[Items from an interface collection]
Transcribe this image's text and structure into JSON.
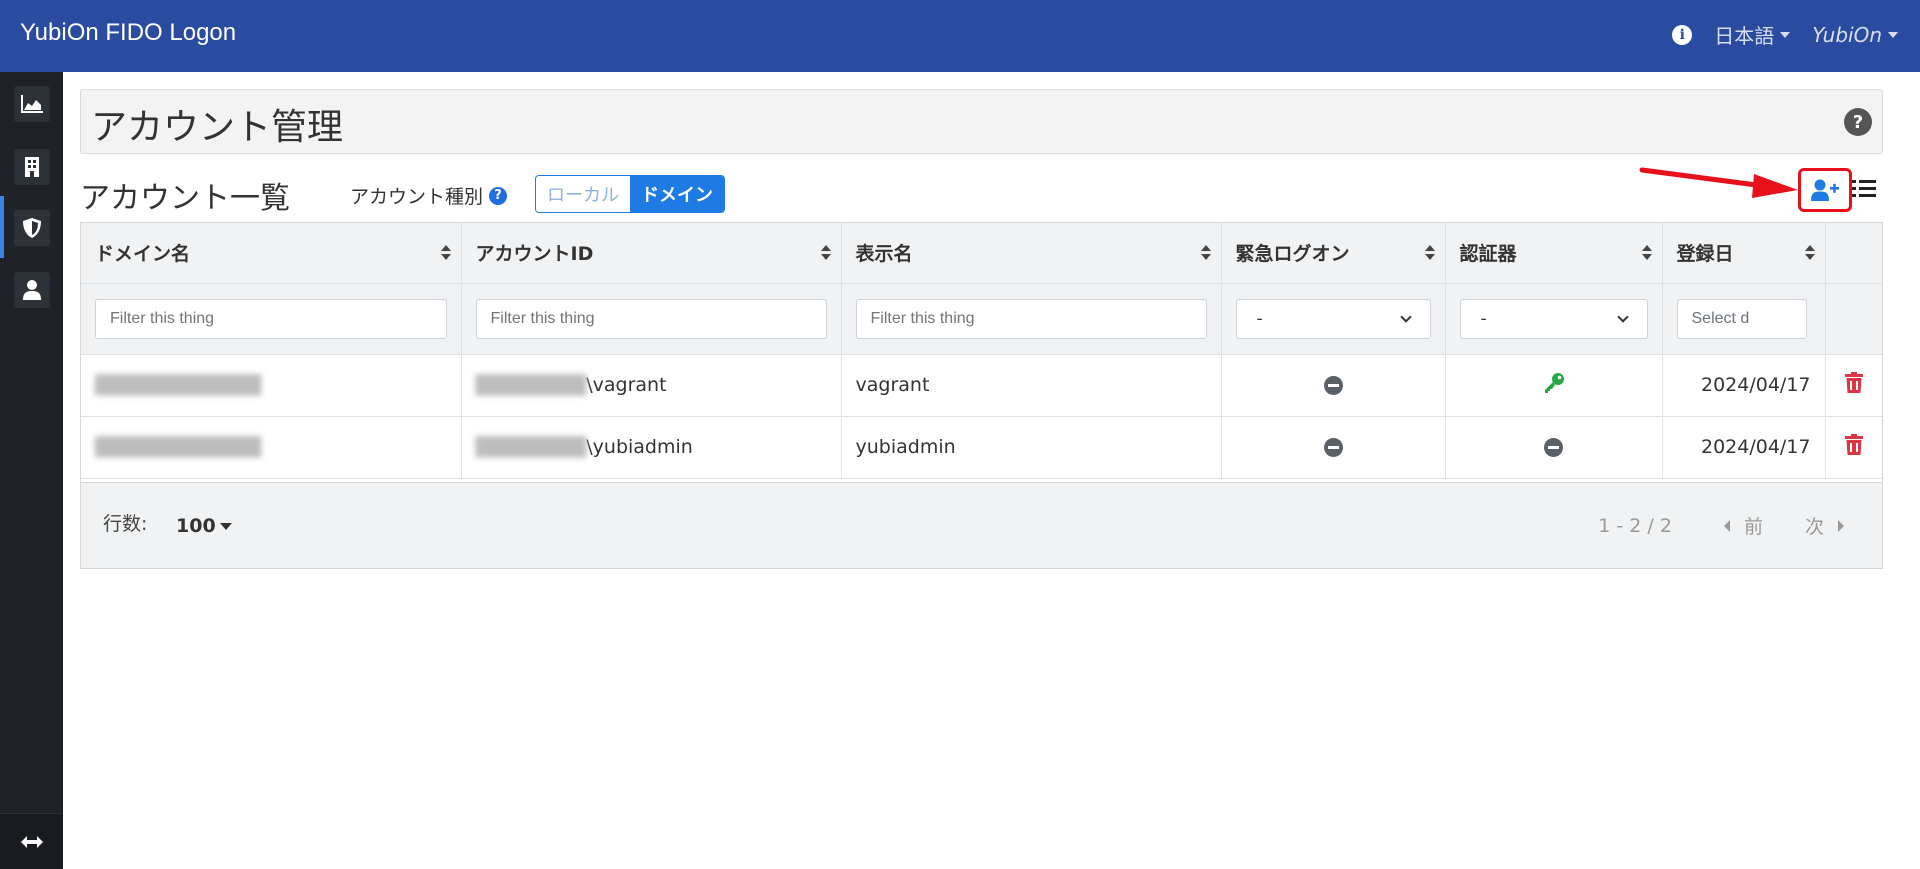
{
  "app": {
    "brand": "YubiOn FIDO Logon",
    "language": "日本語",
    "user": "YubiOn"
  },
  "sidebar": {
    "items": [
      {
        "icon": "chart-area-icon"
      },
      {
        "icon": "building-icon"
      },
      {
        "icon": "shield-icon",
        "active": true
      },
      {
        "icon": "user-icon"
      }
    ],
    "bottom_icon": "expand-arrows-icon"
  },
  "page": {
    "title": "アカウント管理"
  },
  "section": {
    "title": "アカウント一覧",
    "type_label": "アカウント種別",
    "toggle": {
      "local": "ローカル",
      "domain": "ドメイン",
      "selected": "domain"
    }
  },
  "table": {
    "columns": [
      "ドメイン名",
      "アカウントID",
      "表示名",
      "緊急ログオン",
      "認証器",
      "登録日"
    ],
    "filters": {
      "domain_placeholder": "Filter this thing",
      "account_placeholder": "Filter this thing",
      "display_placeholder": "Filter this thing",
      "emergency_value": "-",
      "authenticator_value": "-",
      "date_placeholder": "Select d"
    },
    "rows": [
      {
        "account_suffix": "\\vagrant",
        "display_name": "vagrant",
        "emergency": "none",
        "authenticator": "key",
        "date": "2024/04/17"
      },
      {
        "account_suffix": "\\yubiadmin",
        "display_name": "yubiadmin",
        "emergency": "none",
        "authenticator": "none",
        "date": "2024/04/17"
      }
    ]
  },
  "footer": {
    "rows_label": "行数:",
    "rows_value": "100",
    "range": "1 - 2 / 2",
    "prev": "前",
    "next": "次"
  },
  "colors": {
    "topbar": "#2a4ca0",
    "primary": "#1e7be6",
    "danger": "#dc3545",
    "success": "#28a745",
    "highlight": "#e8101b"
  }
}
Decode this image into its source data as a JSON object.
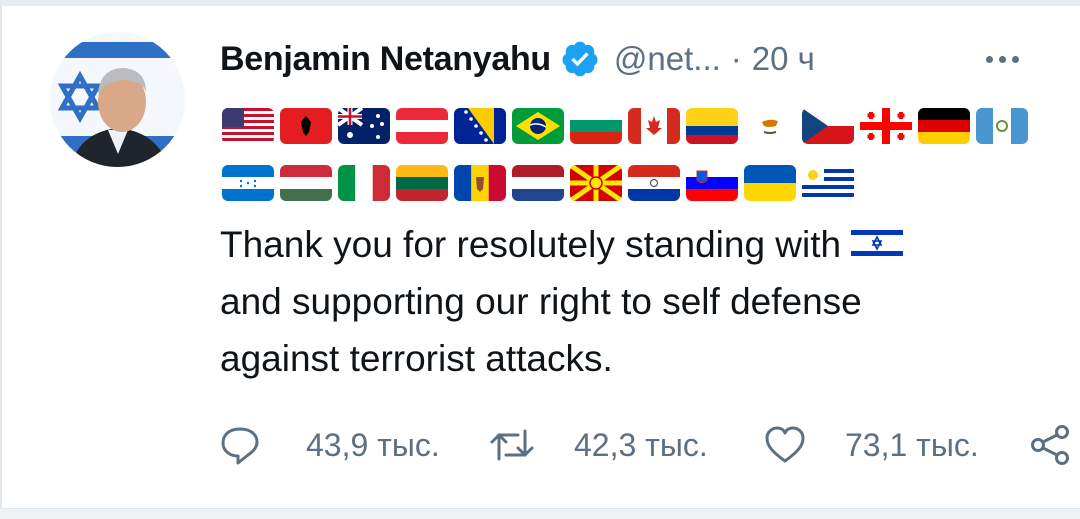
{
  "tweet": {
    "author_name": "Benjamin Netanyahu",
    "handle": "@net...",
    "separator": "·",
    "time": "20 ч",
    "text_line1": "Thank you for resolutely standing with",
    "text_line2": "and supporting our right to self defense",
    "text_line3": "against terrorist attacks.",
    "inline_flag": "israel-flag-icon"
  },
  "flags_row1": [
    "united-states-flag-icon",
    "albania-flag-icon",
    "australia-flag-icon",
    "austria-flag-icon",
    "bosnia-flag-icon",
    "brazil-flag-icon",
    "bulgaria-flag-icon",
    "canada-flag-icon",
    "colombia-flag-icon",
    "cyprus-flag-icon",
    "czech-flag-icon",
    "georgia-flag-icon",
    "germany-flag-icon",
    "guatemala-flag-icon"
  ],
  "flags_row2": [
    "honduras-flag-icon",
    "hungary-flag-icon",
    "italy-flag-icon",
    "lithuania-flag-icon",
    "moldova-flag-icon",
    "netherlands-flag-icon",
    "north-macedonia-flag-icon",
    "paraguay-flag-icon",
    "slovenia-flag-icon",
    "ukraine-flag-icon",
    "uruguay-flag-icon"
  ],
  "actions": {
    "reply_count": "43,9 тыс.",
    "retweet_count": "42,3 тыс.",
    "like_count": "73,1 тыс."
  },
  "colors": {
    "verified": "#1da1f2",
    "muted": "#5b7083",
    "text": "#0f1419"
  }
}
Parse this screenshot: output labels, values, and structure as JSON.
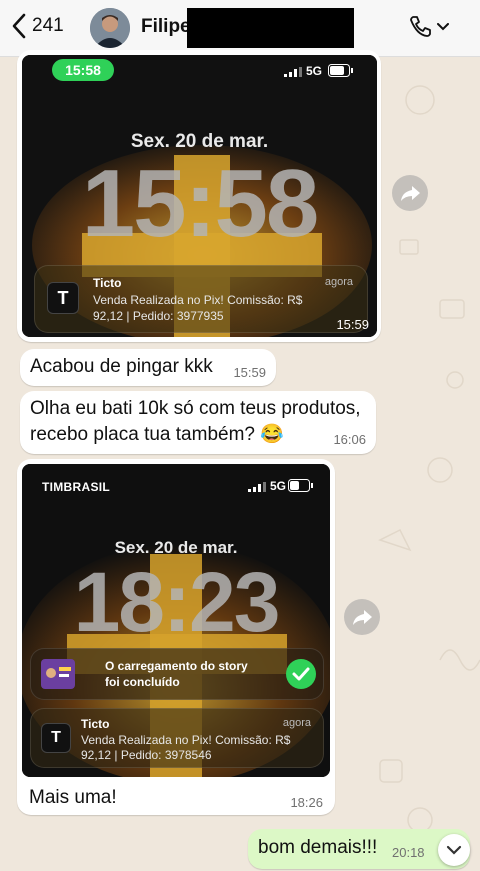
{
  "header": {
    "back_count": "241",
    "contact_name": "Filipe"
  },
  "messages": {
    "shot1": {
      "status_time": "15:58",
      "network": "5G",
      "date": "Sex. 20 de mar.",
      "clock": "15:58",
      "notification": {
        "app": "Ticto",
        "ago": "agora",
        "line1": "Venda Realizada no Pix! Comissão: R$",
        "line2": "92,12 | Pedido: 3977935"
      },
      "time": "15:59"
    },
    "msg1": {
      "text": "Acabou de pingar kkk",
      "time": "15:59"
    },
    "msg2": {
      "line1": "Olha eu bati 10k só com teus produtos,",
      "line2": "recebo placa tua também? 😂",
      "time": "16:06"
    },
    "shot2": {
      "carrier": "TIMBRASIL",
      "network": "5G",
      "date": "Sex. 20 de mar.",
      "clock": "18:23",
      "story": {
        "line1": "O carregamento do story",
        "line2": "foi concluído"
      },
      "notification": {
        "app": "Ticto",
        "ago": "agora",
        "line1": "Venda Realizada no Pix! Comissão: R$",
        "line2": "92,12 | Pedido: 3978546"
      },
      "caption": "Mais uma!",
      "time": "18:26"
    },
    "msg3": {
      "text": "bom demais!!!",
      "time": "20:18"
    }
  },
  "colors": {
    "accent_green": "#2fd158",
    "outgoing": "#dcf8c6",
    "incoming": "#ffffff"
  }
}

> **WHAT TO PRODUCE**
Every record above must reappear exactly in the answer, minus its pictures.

> **RESULT FOR THIS EXERCISE**
Transcribe this image's text and structure into JSON.
{
  "app": {
    "brand": "YubiOn FIDO Logon",
    "language": "日本語",
    "user": "YubiOn"
  },
  "sidebar": {
    "items": [
      {
        "icon": "chart-area-icon"
      },
      {
        "icon": "building-icon"
      },
      {
        "icon": "shield-icon",
        "active": true
      },
      {
        "icon": "user-icon"
      }
    ],
    "bottom_icon": "expand-arrows-icon"
  },
  "page": {
    "title": "アカウント管理"
  },
  "section": {
    "title": "アカウント一覧",
    "type_label": "アカウント種別",
    "toggle": {
      "local": "ローカル",
      "domain": "ドメイン",
      "selected": "domain"
    }
  },
  "table": {
    "columns": [
      "ドメイン名",
      "アカウントID",
      "表示名",
      "緊急ログオン",
      "認証器",
      "登録日"
    ],
    "filters": {
      "domain_placeholder": "Filter this thing",
      "account_placeholder": "Filter this thing",
      "display_placeholder": "Filter this thing",
      "emergency_value": "-",
      "authenticator_value": "-",
      "date_placeholder": "Select d"
    },
    "rows": [
      {
        "account_suffix": "\\vagrant",
        "display_name": "vagrant",
        "emergency": "none",
        "authenticator": "key",
        "date": "2024/04/17"
      },
      {
        "account_suffix": "\\yubiadmin",
        "display_name": "yubiadmin",
        "emergency": "none",
        "authenticator": "none",
        "date": "2024/04/17"
      }
    ]
  },
  "footer": {
    "rows_label": "行数:",
    "rows_value": "100",
    "range": "1 - 2 / 2",
    "prev": "前",
    "next": "次"
  },
  "colors": {
    "topbar": "#2a4ca0",
    "primary": "#1e7be6",
    "danger": "#dc3545",
    "success": "#28a745",
    "highlight": "#e8101b"
  }
}
Decode this image into its source data as a JSON object.
{
  "tweet": {
    "author_name": "Benjamin Netanyahu",
    "handle": "@net...",
    "separator": "·",
    "time": "20 ч",
    "text_line1": "Thank you for resolutely standing with",
    "text_line2": "and supporting our right to self defense",
    "text_line3": "against terrorist attacks.",
    "inline_flag": "israel-flag-icon"
  },
  "flags_row1": [
    "united-states-flag-icon",
    "albania-flag-icon",
    "australia-flag-icon",
    "austria-flag-icon",
    "bosnia-flag-icon",
    "brazil-flag-icon",
    "bulgaria-flag-icon",
    "canada-flag-icon",
    "colombia-flag-icon",
    "cyprus-flag-icon",
    "czech-flag-icon",
    "georgia-flag-icon",
    "germany-flag-icon",
    "guatemala-flag-icon"
  ],
  "flags_row2": [
    "honduras-flag-icon",
    "hungary-flag-icon",
    "italy-flag-icon",
    "lithuania-flag-icon",
    "moldova-flag-icon",
    "netherlands-flag-icon",
    "north-macedonia-flag-icon",
    "paraguay-flag-icon",
    "slovenia-flag-icon",
    "ukraine-flag-icon",
    "uruguay-flag-icon"
  ],
  "actions": {
    "reply_count": "43,9 тыс.",
    "retweet_count": "42,3 тыс.",
    "like_count": "73,1 тыс."
  },
  "colors": {
    "verified": "#1da1f2",
    "muted": "#5b7083",
    "text": "#0f1419"
  }
}
Parse this screenshot: output labels, values, and structure as JSON.
{
  "header": {
    "back_count": "241",
    "contact_name": "Filipe"
  },
  "messages": {
    "shot1": {
      "status_time": "15:58",
      "network": "5G",
      "date": "Sex. 20 de mar.",
      "clock": "15:58",
      "notification": {
        "app": "Ticto",
        "ago": "agora",
        "line1": "Venda Realizada no Pix! Comissão: R$",
        "line2": "92,12 | Pedido: 3977935"
      },
      "time": "15:59"
    },
    "msg1": {
      "text": "Acabou de pingar kkk",
      "time": "15:59"
    },
    "msg2": {
      "line1": "Olha eu bati 10k só com teus produtos,",
      "line2": "recebo placa tua também? 😂",
      "time": "16:06"
    },
    "shot2": {
      "carrier": "TIMBRASIL",
      "network": "5G",
      "date": "Sex. 20 de mar.",
      "clock": "18:23",
      "story": {
        "line1": "O carregamento do story",
        "line2": "foi concluído"
      },
      "notification": {
        "app": "Ticto",
        "ago": "agora",
        "line1": "Venda Realizada no Pix! Comissão: R$",
        "line2": "92,12 | Pedido: 3978546"
      },
      "caption": "Mais uma!",
      "time": "18:26"
    },
    "msg3": {
      "text": "bom demais!!!",
      "time": "20:18"
    }
  },
  "colors": {
    "accent_green": "#2fd158",
    "outgoing": "#dcf8c6",
    "incoming": "#ffffff"
  }
}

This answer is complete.